With every picture left out, give the data below back exactly.
§ §
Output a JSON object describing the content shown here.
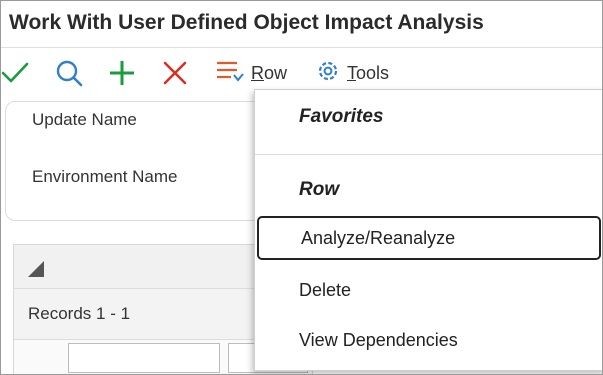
{
  "window": {
    "title": "Work With User Defined Object Impact Analysis"
  },
  "toolbar": {
    "row_menu": {
      "label_first": "R",
      "label_rest": "ow"
    },
    "tools_menu": {
      "label_first": "T",
      "label_rest": "ools"
    }
  },
  "form": {
    "update_name_label": "Update Name",
    "environment_name_label": "Environment Name"
  },
  "grid": {
    "records_label": "Records 1 - 1"
  },
  "row_dropdown": {
    "favorites_header": "Favorites",
    "row_header": "Row",
    "items": [
      "Analyze/Reanalyze",
      "Delete",
      "View Dependencies"
    ],
    "selected_item": "Analyze/Reanalyze"
  },
  "colors": {
    "ok_icon": "#1a9b3c",
    "search_icon": "#2f80c9",
    "add_icon": "#1a9b3c",
    "delete_icon": "#d93025",
    "row_icon": "#e05a2b",
    "tools_icon": "#2f80c9"
  }
}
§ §
■ Result for this task
Output a JSON object describing the content shown here.
{
  "window": {
    "title": "Work With User Defined Object Impact Analysis"
  },
  "toolbar": {
    "row_menu": {
      "label_first": "R",
      "label_rest": "ow"
    },
    "tools_menu": {
      "label_first": "T",
      "label_rest": "ools"
    }
  },
  "form": {
    "update_name_label": "Update Name",
    "environment_name_label": "Environment Name"
  },
  "grid": {
    "records_label": "Records 1 - 1"
  },
  "row_dropdown": {
    "favorites_header": "Favorites",
    "row_header": "Row",
    "items": [
      "Analyze/Reanalyze",
      "Delete",
      "View Dependencies"
    ],
    "selected_item": "Analyze/Reanalyze"
  },
  "colors": {
    "ok_icon": "#1a9b3c",
    "search_icon": "#2f80c9",
    "add_icon": "#1a9b3c",
    "delete_icon": "#d93025",
    "row_icon": "#e05a2b",
    "tools_icon": "#2f80c9"
  }
}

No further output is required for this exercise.